The S&P CoreLogic Case-Shiller index of national property values climbed 11.2 per cent, beating the median estimate of 10.5 per cent in a Bloomberg survey of economists. The increase followed a 10.4 per cent gain in December and was the biggest jump since February 2006.
"The trend of accelerating prices that began in June 2020 has now reached its eighth month," said Craig Lazzara, global head of index investment strategy at S&P Dow Jones Indices.
Cheap borrowing costs have powered the housing market. Rates for 30-year mortgages plunged to a record low 2.65 per cent in January, boosting borrowing power as Americans sought larger properties in the suburbs. With few homes to buy, bidding wars have fuelled a frenzied market that has seen prices surge in recent months.
Sales of previously owned homes in the United States declined in February to a six-month low, reflecting a record annual drop in the number of available properties.
The tailwind provided by low borrowing costs may ease, with concern about broader inflation pressures helping to fuel a selloff in Treasuries. Since finding a nadir in January, mortgage rates have risen to 3.17 per cent, the highest in more than nine months.
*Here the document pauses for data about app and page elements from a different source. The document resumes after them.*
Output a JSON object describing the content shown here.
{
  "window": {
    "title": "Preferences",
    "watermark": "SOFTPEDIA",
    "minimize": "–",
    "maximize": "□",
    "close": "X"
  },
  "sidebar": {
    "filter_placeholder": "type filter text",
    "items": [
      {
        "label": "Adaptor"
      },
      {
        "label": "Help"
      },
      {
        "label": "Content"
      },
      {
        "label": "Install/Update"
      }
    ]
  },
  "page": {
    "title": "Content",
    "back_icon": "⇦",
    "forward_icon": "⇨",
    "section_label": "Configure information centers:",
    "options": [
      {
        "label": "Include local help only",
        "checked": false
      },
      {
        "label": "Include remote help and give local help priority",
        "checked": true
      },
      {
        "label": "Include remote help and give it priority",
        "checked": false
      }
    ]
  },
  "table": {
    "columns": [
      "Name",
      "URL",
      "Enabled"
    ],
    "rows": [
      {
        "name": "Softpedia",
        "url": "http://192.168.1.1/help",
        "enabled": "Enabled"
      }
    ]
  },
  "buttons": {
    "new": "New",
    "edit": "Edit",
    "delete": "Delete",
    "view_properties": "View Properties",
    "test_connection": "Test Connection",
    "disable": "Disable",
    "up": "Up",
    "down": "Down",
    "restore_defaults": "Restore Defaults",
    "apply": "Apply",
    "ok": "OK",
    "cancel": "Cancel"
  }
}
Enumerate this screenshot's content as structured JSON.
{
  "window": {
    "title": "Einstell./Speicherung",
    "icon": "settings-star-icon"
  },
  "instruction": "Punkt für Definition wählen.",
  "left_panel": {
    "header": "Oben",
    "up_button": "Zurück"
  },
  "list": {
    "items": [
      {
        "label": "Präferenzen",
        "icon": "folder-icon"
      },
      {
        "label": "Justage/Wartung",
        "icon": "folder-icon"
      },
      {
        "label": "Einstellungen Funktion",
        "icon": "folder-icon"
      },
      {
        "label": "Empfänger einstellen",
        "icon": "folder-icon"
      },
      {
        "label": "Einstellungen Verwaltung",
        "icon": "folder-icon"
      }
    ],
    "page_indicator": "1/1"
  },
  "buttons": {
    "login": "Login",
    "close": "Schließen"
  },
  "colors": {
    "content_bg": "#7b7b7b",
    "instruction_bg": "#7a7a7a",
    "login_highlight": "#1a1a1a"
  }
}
In a separate report on Tuesday, the Federal Housing Finance Agency reported home prices gained 1 per cent in January from a month earlier. That missed the estimate of 1.2 per cent and was the smallest month-over-month gain since June. BLOOMBERG